The 2018 survey also logged high numbers of health ailments amongst the regional homeless population. Approximately 70 percent of respondents said they had at least one health issue, most of which were psychiatric conditions, post traumatic stress disorder, and substance use disorder. And 36 percent said they had experienced domestic abuse.
Additionally, the geographic spread of the county’s homeless population has increased, reflecting the regional nature of the crisis. While Seattle maintains the largest unsheltered homeless population—71 percent of the 12,112 total—spikes were also noted in the north, northeast, and eastern portions of King County. Zylstra said that these spikes in northern and eastern King County are due to more homeless people living in their cars, as well as regional growth and the corresponding housing affordability crisis. “The economy is booming and rents are rising along with that,” she said. “That leads to more and more people falling into homelessness.”
According to the 2018 survey, 83 percent of the individuals surveyed in the 2018 were living in King County prior to becoming homeless. In contrast, 11 percent reported living in other Washington counties before becoming homless, and only six percent reported coming from another state.

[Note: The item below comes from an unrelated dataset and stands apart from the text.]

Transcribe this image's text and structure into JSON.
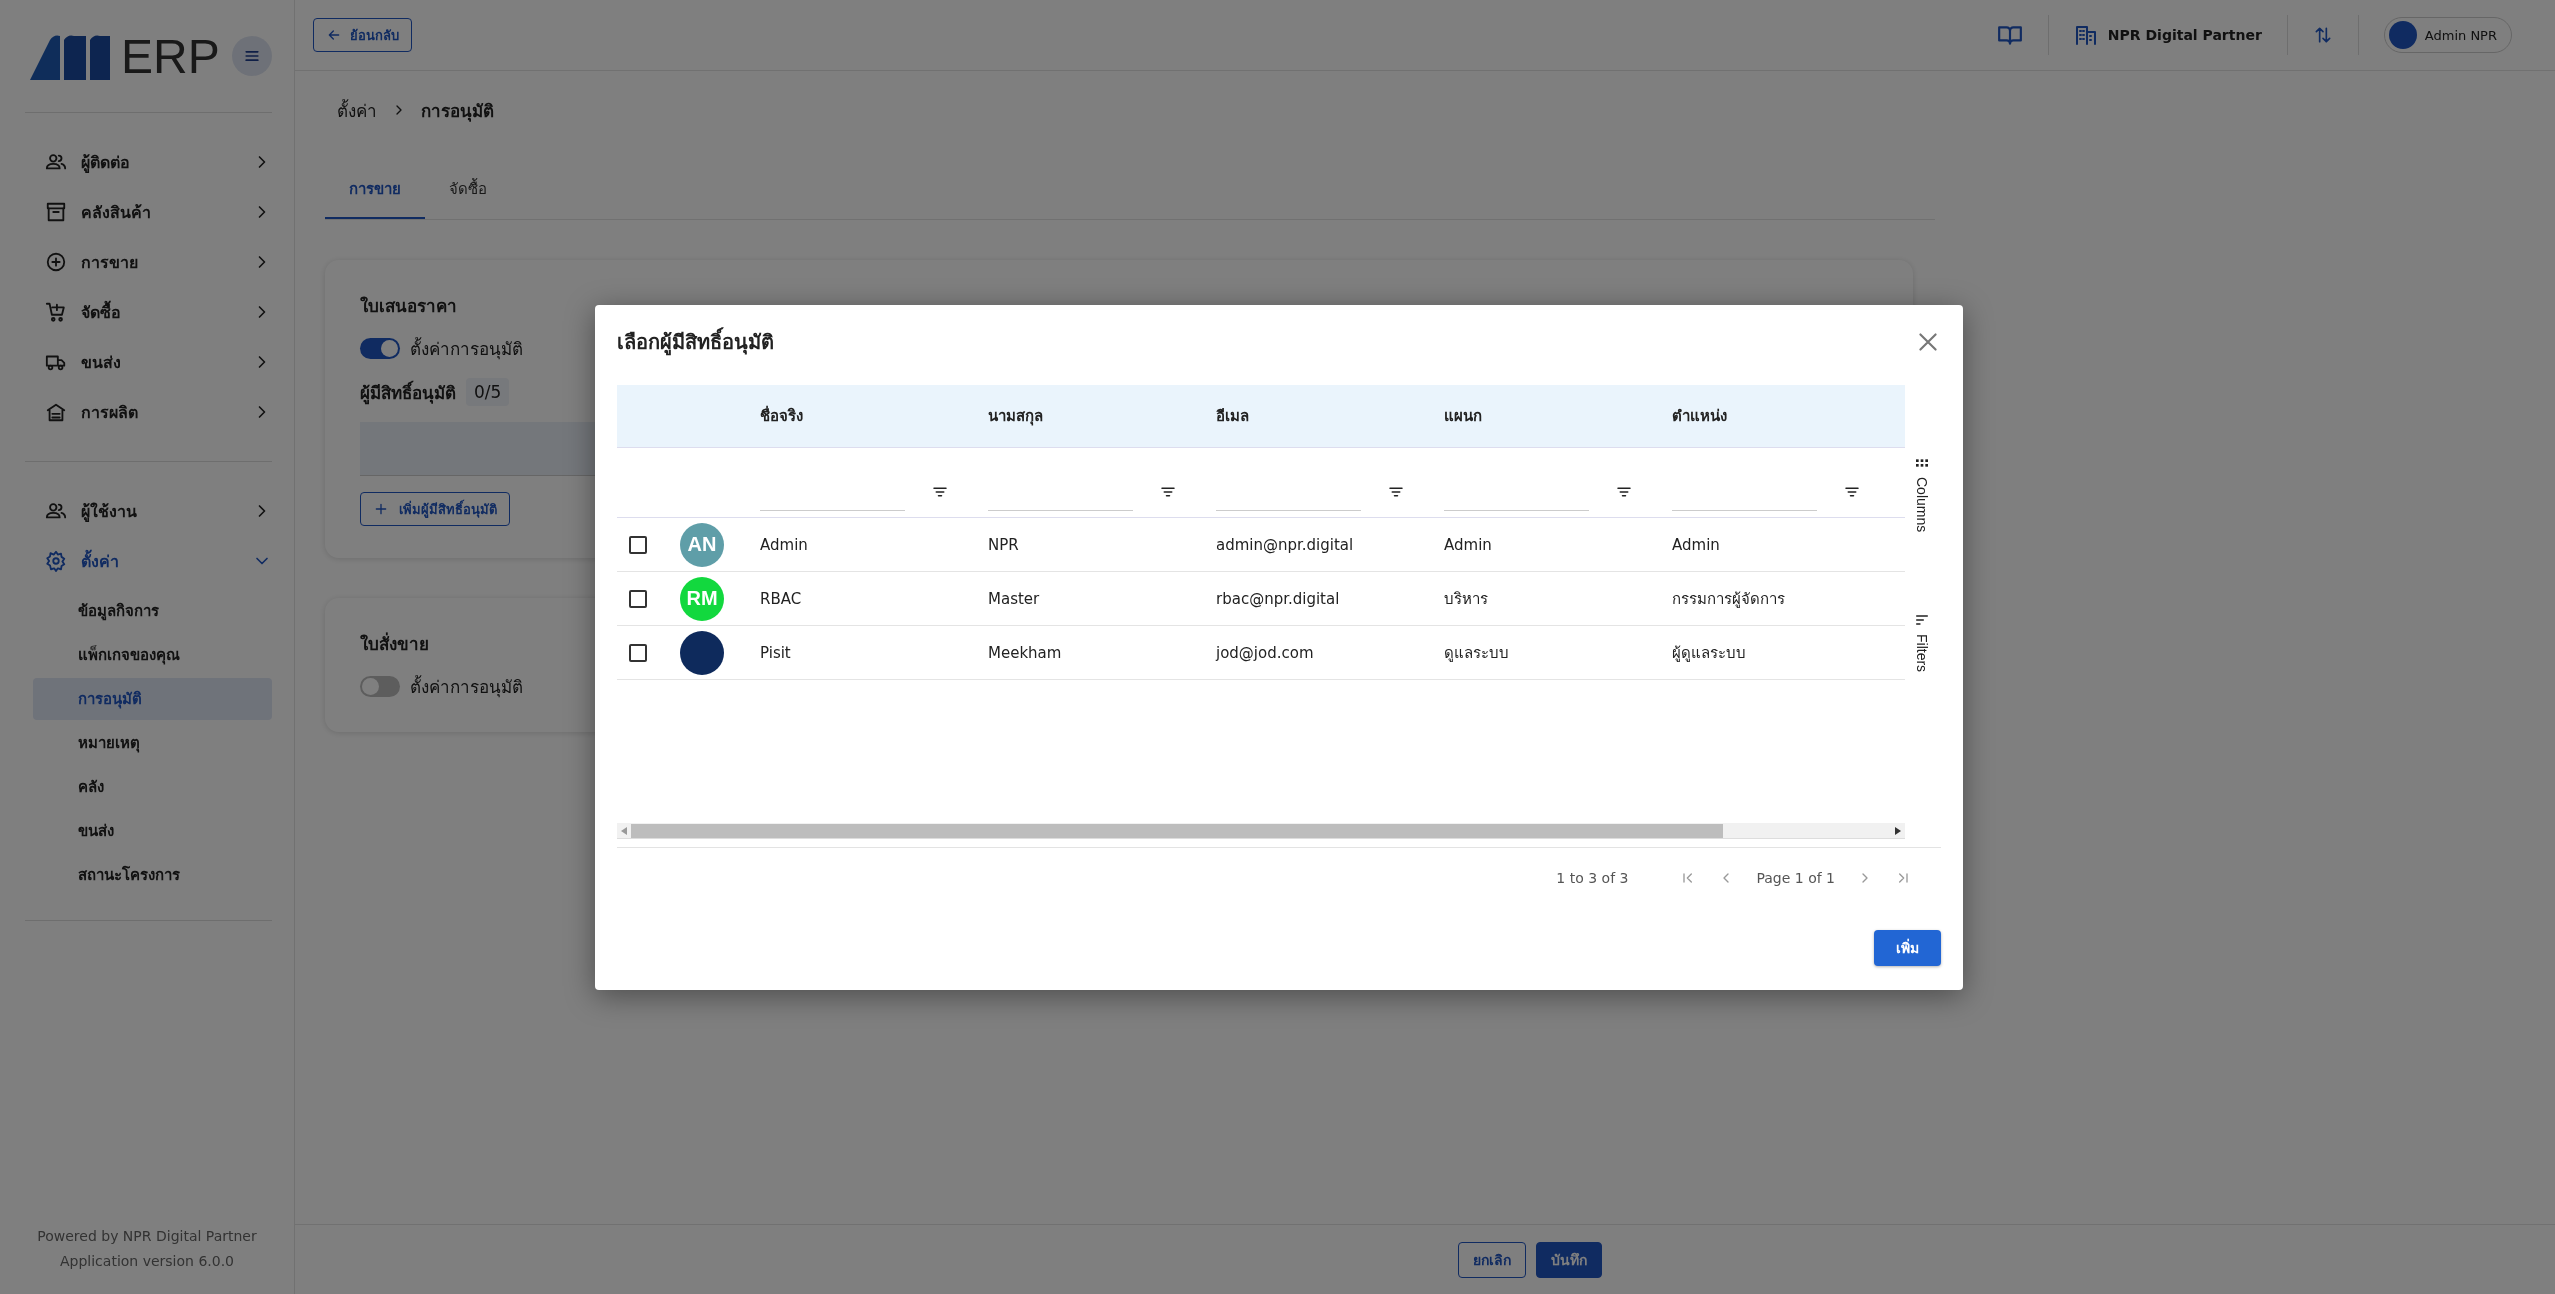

Some positive changes were logged in the report concerning homeless unaccompanied minors, families, and veterans. Compared to 2017, the number of both unaccompanied homeless youth and veterans have decreased 22 and 31 percent, respectively. The count of persons in homeless families dropped by seven percent. County officials attributed to decrease in veteran homelessness to coordinated efforts on the federal and local level.
However, racial disparities remain persistent in the regional homeless population. While composing only six percent of King County, black individuals made up 27 percent of the total recorded homeless population in the January survey. Similarly, 15 percent of respondents were Latinx, compared to composing only nine percent of the countywide population.
LGBTQ individuals are also proportionally overrepresented in the regional homeless population. Of all the 1,518 recorded homeless youth and young adults, one-third identified as LGBTQ.
The findings of the 2018 count add a renewed sense of urgency to local efforts to address the issue, such as the employee head tax to fund affordable housing approved by the Seattle City Council two weeks ago. There’s also the pending recommendations on addressing homelessness from the county’s One Table task force. Just yesterday, Seattle Mayor Jenny Durkan announced that the city will be spending over $6 million to fund more emergency shelter beds and a tiny house village, increasing the city’s emergency shelter units by 25 percent over the next 90 days.
The regional housing affordable crisis was also illustrated both in the 2018 count and responses from government officials. Of homeless individuals contacted during the 2018 count, 98 percent said they would accept affordable housing if offered, while 21 percent said that their inability to access housing was why they were homeless. Another 25 percent said that job-loss pushed them into homelessness.
“People want housing,” said Zylstra. “Homelessness is not a choice.”
Mark Ellerbrook, manager of regional housing and community development in King County’s Community and Human Services Department, said at the May 31 presser that the region has a vast affordable housing shortage. “One of those areas that we need to focus on is affordable housing. By our estimation there is about a 90,000 unit gap,” he said. “We must do more to meet the growing needs of this crisis in our community.”